Recently, the german “Bundesnetzagentur” (the German Federal Network Agency) contacted over 100 developers of XMPP (Jabber) clients in order to ask them to register their “services”. This is justified with section 6 of the German Telecommunications Act. Clients like eg. Xabber that are working on a server-client principle are considered a “service” and therefore have to be registered. That’s why Redsolution, the developers of Xabber received official mail, despite the fact that they are located in the Sowjet Union.
What does this mean? Will every developer of a chat client have to register in the future? How about the people that on the burden of running a free chat server? Also, does this also apply on computer games that include a chat functionality? What about the countless other ways to communicate over the internet that I forget?
Why would the Bundesnetzagentur do this? Have they simply not thought long enough about this, or do they simply not know better? What and how do they want to regulate? Is this the beginning of the end of the open XMPP protocol? What about other developers of eg. IRC, Slack or Matrix? Do they have to fear getting contacted too? Why are old people, that do not understand how the Internet works and what a client is allowed to regulate around? What can we do about this? And how can we raise awareness for the problematic of incompetent officials?
Similarly the “Kommission für Zulassung und Aufsicht” (ZAK, Commission for Authorization and Supervision) contacted the German Twitch and Youtube Stars “Piet Smiet”. In the opinion of the ZAK, everyone who is streaming and has more than 500 viewers is in need of a fee-based license. Such a license costs between 1.000 and 10.000 euros.

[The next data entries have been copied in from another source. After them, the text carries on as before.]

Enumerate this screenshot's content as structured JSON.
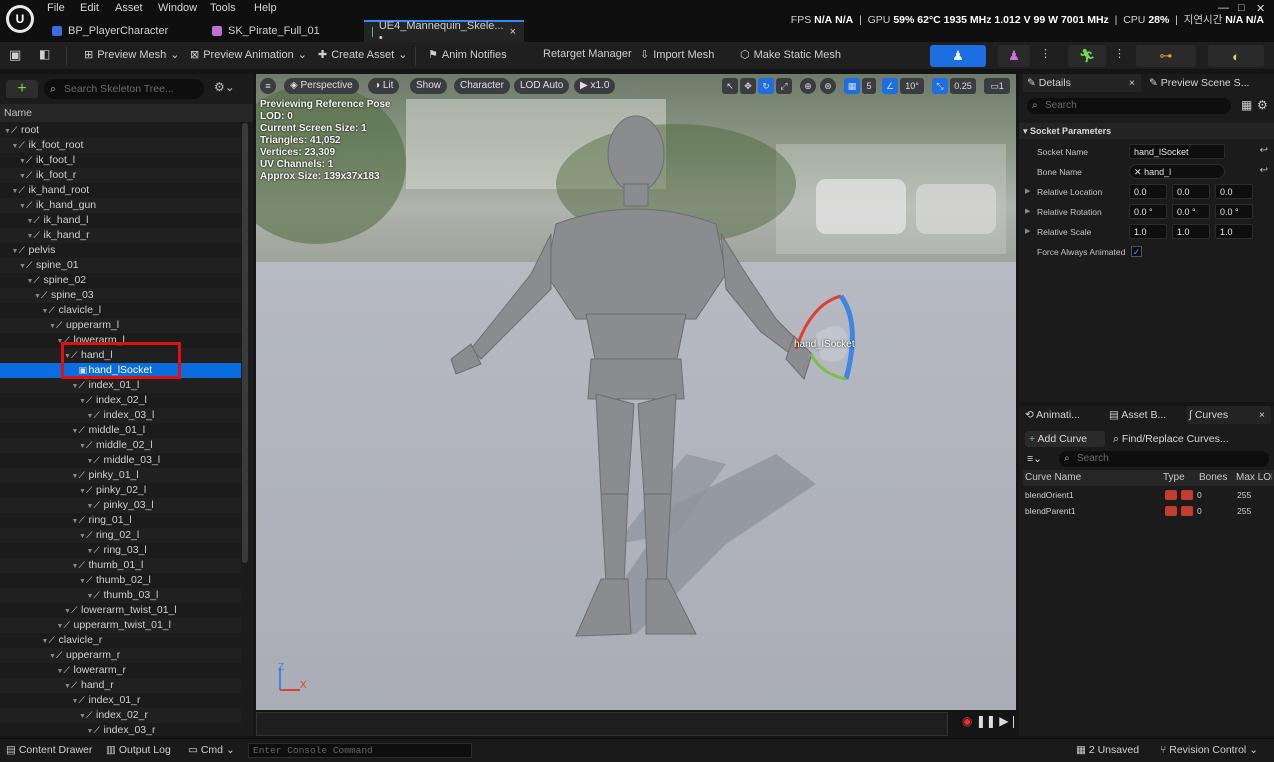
{
  "app": {
    "logo": "U"
  },
  "menu": [
    "File",
    "Edit",
    "Asset",
    "Window",
    "Tools",
    "Help"
  ],
  "tabs": [
    {
      "label": "BP_PlayerCharacter",
      "color": "#3a6ee0"
    },
    {
      "label": "SK_Pirate_Full_01",
      "color": "#c070d0"
    },
    {
      "label": "UE4_Mannequin_Skele... •",
      "color": "#48c0c0"
    }
  ],
  "stats": {
    "fps_label": "FPS",
    "fps": "N/A",
    "fps2": "N/A",
    "gpu_label": "GPU",
    "gpu": "59% 62°C 1935 MHz 1.012 V 99 W 7001 MHz",
    "cpu_label": "CPU",
    "cpu": "28%",
    "latency_label": "지연시간",
    "latency": "N/A N/A"
  },
  "toolbar": {
    "preview_mesh": "Preview Mesh",
    "preview_animation": "Preview Animation",
    "create_asset": "Create Asset",
    "anim_notifies": "Anim Notifies",
    "retarget_manager": "Retarget Manager",
    "import_mesh": "Import Mesh",
    "make_static_mesh": "Make Static Mesh"
  },
  "tree": {
    "search_placeholder": "Search Skeleton Tree...",
    "column_name": "Name",
    "rows": [
      {
        "label": "root",
        "indent": 0
      },
      {
        "label": "ik_foot_root",
        "indent": 1
      },
      {
        "label": "ik_foot_l",
        "indent": 2
      },
      {
        "label": "ik_foot_r",
        "indent": 2
      },
      {
        "label": "ik_hand_root",
        "indent": 1
      },
      {
        "label": "ik_hand_gun",
        "indent": 2
      },
      {
        "label": "ik_hand_l",
        "indent": 3
      },
      {
        "label": "ik_hand_r",
        "indent": 3
      },
      {
        "label": "pelvis",
        "indent": 1
      },
      {
        "label": "spine_01",
        "indent": 2
      },
      {
        "label": "spine_02",
        "indent": 3
      },
      {
        "label": "spine_03",
        "indent": 4
      },
      {
        "label": "clavicle_l",
        "indent": 5
      },
      {
        "label": "upperarm_l",
        "indent": 6
      },
      {
        "label": "lowerarm_l",
        "indent": 7
      },
      {
        "label": "hand_l",
        "indent": 8
      },
      {
        "label": "hand_lSocket",
        "indent": 9,
        "socket": true
      },
      {
        "label": "index_01_l",
        "indent": 9
      },
      {
        "label": "index_02_l",
        "indent": 10
      },
      {
        "label": "index_03_l",
        "indent": 11
      },
      {
        "label": "middle_01_l",
        "indent": 9
      },
      {
        "label": "middle_02_l",
        "indent": 10
      },
      {
        "label": "middle_03_l",
        "indent": 11
      },
      {
        "label": "pinky_01_l",
        "indent": 9
      },
      {
        "label": "pinky_02_l",
        "indent": 10
      },
      {
        "label": "pinky_03_l",
        "indent": 11
      },
      {
        "label": "ring_01_l",
        "indent": 9
      },
      {
        "label": "ring_02_l",
        "indent": 10
      },
      {
        "label": "ring_03_l",
        "indent": 11
      },
      {
        "label": "thumb_01_l",
        "indent": 9
      },
      {
        "label": "thumb_02_l",
        "indent": 10
      },
      {
        "label": "thumb_03_l",
        "indent": 11
      },
      {
        "label": "lowerarm_twist_01_l",
        "indent": 8
      },
      {
        "label": "upperarm_twist_01_l",
        "indent": 7
      },
      {
        "label": "clavicle_r",
        "indent": 5
      },
      {
        "label": "upperarm_r",
        "indent": 6
      },
      {
        "label": "lowerarm_r",
        "indent": 7
      },
      {
        "label": "hand_r",
        "indent": 8
      },
      {
        "label": "index_01_r",
        "indent": 9
      },
      {
        "label": "index_02_r",
        "indent": 10
      },
      {
        "label": "index_03_r",
        "indent": 11
      }
    ],
    "selected_index": 16
  },
  "viewport": {
    "perspective": "Perspective",
    "lit": "Lit",
    "show": "Show",
    "character": "Character",
    "lod": "LOD Auto",
    "speed": "x1.0",
    "grid_size": "5",
    "angle": "10°",
    "scale": "0.25",
    "camera_speed": "1",
    "info": [
      "Previewing Reference Pose",
      "LOD: 0",
      "Current Screen Size: 1",
      "Triangles: 41,052",
      "Vertices: 23,309",
      "UV Channels: 1",
      "Approx Size: 139x37x183"
    ],
    "socket_label": "hand_lSocket",
    "axis_z": "Z",
    "axis_x": "X"
  },
  "details": {
    "tab_details": "Details",
    "tab_preview": "Preview Scene S...",
    "search_placeholder": "Search",
    "section": "Socket Parameters",
    "socket_name_label": "Socket Name",
    "socket_name": "hand_lSocket",
    "bone_name_label": "Bone Name",
    "bone_name": "hand_l",
    "rel_loc_label": "Relative Location",
    "rel_loc": [
      "0.0",
      "0.0",
      "0.0"
    ],
    "rel_rot_label": "Relative Rotation",
    "rel_rot": [
      "0.0 °",
      "0.0 °",
      "0.0 °"
    ],
    "rel_scale_label": "Relative Scale",
    "rel_scale": [
      "1.0",
      "1.0",
      "1.0"
    ],
    "force_label": "Force Always Animated",
    "force_checked": true
  },
  "curves": {
    "tab_anim": "Animati...",
    "tab_asset": "Asset B...",
    "tab_curves": "Curves",
    "add_curve": "Add Curve",
    "find_replace": "Find/Replace Curves...",
    "search_placeholder": "Search",
    "col_name": "Curve Name",
    "col_type": "Type",
    "col_bones": "Bones",
    "col_max": "Max LOD",
    "rows": [
      {
        "name": "blendOrient1",
        "bones": "0",
        "max": "255"
      },
      {
        "name": "blendParent1",
        "bones": "0",
        "max": "255"
      }
    ]
  },
  "statusbar": {
    "content_drawer": "Content Drawer",
    "output_log": "Output Log",
    "cmd": "Cmd",
    "console_placeholder": "Enter Console Command",
    "unsaved": "2 Unsaved",
    "revision": "Revision Control"
  },
  "colors": {
    "accent": "#0a6ee0",
    "highlight": "#e01010"
  }
}
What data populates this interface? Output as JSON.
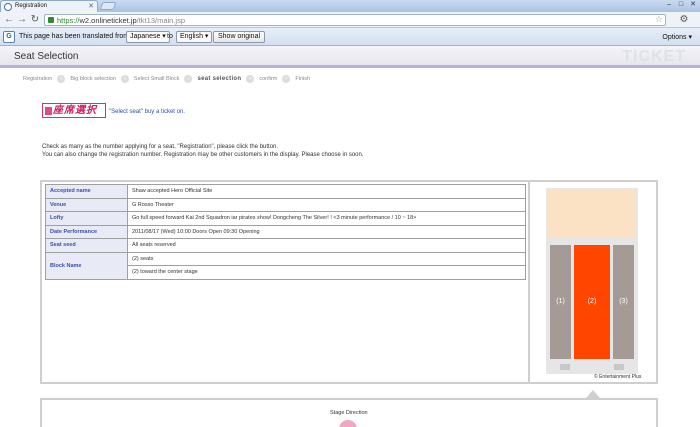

Again, why are German officials so ignorant and hellbent on destroying the simple and free world wide web? What steps can we take to stand up against unnecessary regulations?
Questions about questions…